In late 2015 a third manufacturing site was set up, and production of gluten-free filled pastry products brought in-house, following the purchase of Chapel Foods, with 30 staff joining the Genius team operating from a new production facility in Scunthorpe.
Its range, which has extended to more than 20 products, now encompasses croissants and sausage rolls and crumpets, having grown from the original loaf on the back of rapidly broadening customer demand.
“The moment people think something is possible, then the desire becomes overwhelming for other food types,” says Bruce-Gardyne.
While proud of the business’s growth to date, she stresses that it hasn’t been straightforward, requiring constant learning and innovation, “trying to understand at molecular level what will make the difference” given the broad range of competitors that have emerged.
Her own role on the board of Genius as a product director means she remains closely focused on developing all of Genius’s offerings, some of which can take two to three years to evolve, with the firm unafraid to take its time to get something right.

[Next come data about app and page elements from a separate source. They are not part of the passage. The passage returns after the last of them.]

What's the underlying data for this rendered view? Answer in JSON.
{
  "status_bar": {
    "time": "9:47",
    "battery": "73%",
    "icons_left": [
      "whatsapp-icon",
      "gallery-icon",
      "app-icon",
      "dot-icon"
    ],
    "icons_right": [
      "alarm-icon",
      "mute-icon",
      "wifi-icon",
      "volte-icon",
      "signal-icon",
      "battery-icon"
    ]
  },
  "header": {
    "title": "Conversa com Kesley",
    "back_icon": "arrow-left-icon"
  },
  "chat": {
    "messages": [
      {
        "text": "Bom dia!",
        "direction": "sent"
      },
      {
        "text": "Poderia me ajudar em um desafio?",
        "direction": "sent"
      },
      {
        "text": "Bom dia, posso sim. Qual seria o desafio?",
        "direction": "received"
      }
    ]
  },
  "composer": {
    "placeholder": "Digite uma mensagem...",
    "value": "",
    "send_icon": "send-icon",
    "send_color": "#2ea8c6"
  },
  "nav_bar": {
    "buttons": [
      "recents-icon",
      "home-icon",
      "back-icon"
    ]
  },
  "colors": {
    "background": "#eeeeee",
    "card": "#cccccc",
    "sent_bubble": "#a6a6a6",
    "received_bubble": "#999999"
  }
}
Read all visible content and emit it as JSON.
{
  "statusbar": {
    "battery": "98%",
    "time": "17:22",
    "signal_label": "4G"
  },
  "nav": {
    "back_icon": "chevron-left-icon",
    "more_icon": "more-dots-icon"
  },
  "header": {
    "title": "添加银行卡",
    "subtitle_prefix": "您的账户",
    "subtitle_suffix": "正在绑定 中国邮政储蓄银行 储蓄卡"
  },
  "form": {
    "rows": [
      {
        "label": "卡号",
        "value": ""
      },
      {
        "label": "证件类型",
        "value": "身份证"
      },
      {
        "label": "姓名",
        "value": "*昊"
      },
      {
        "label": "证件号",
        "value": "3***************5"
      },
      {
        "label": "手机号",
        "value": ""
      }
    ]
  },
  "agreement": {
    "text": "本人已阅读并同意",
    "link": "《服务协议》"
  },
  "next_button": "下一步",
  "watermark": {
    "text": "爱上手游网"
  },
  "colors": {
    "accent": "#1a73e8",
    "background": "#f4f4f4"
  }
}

“My passion is creating really challenging products,” she says. “The important thing that we do as a business is aspire to all of our products being as good or better than the mainstream equivalent, because what we want is for people to have complete normality and convenience.”

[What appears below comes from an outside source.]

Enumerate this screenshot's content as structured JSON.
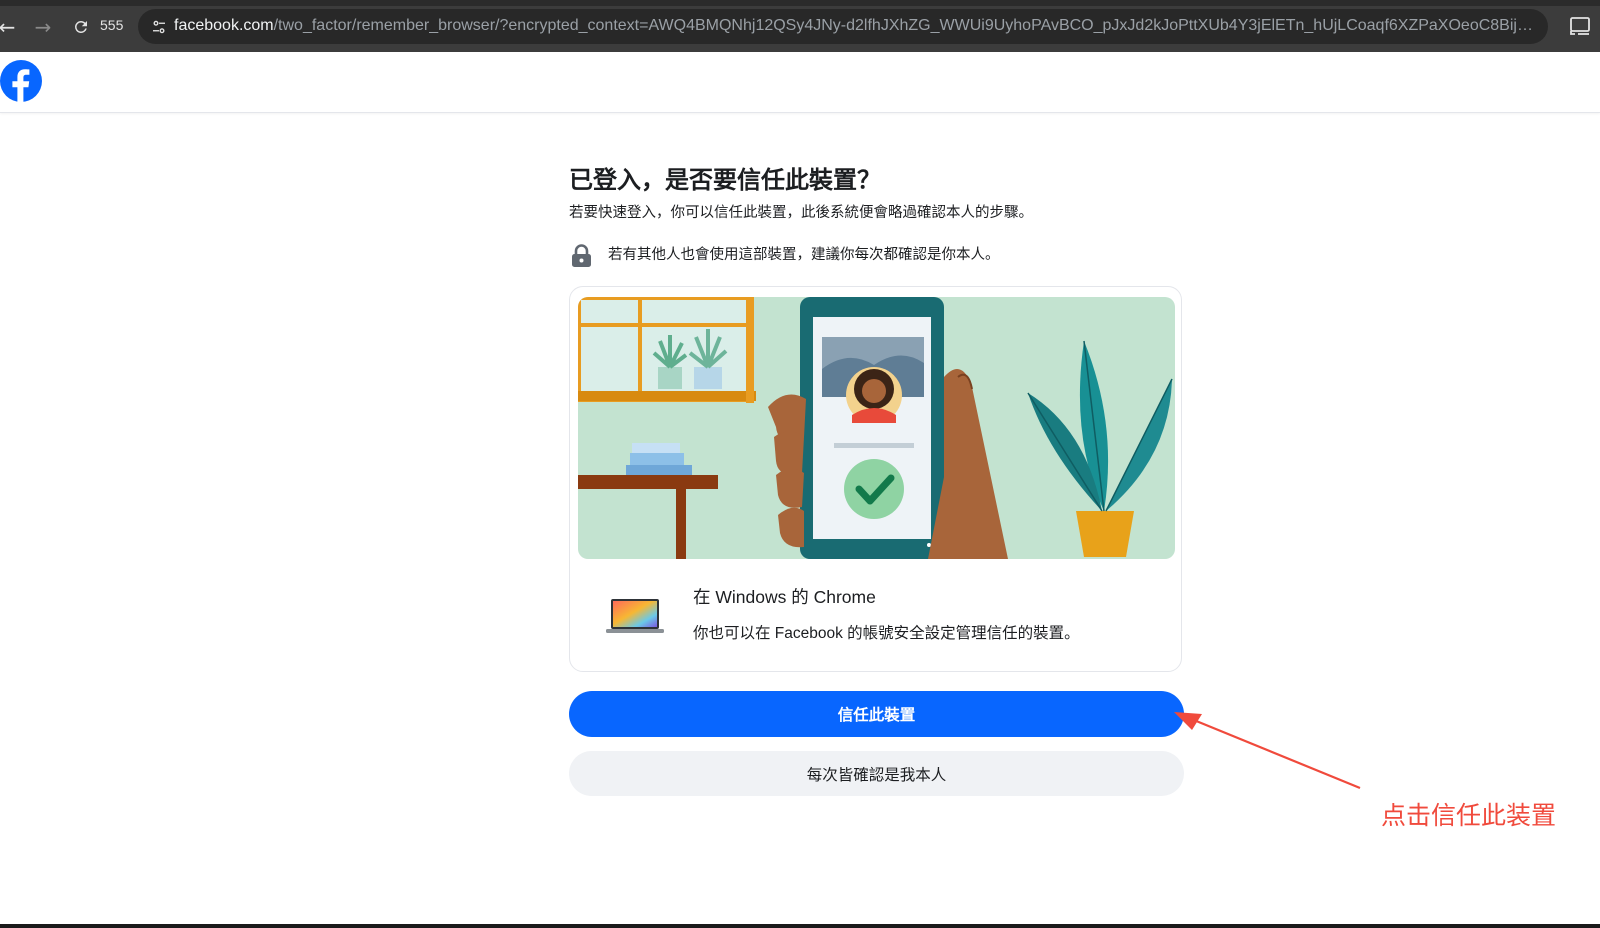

She works “more than full time”, spending at least three days a week at the bakery, two in the office or in travelling as the firm purses its global growth.
Its products are sold in more than 20,000 distribution points globally. In Europe Genius has become brand-leader in France and the Netherlands. There is also a presence in the United Arab Emirates and North America, and each market “does have a particular taste and texture preference”.
The outlook is “exciting” for the firm, Bruce-Gardyne believes. “I’m determined that we become as available to our consumers in the markets that we’re focused on at the moment as we possibly can with the best possible products. That’s going to keep me busy for a long time yet.
“Fortunately, even today we are still growing at pace, which just shows that there is so much more to do.”
Bruce-Gardyne recently won the Women’s Business Council Enterprise Award as “a fantastic example of how women can start a business from scratch and successfully scale up her business”.
“It’s very nice to be recognised by them as someone they feel is a real model for the women that they’re working with,” she says, stressing the need to provide an accessible example to other women as someone who started a business from her kitchen.
“It is possible. I think it’s really important that if you believe in something strongly enough and are determined enough, you can make great things happen from your home.”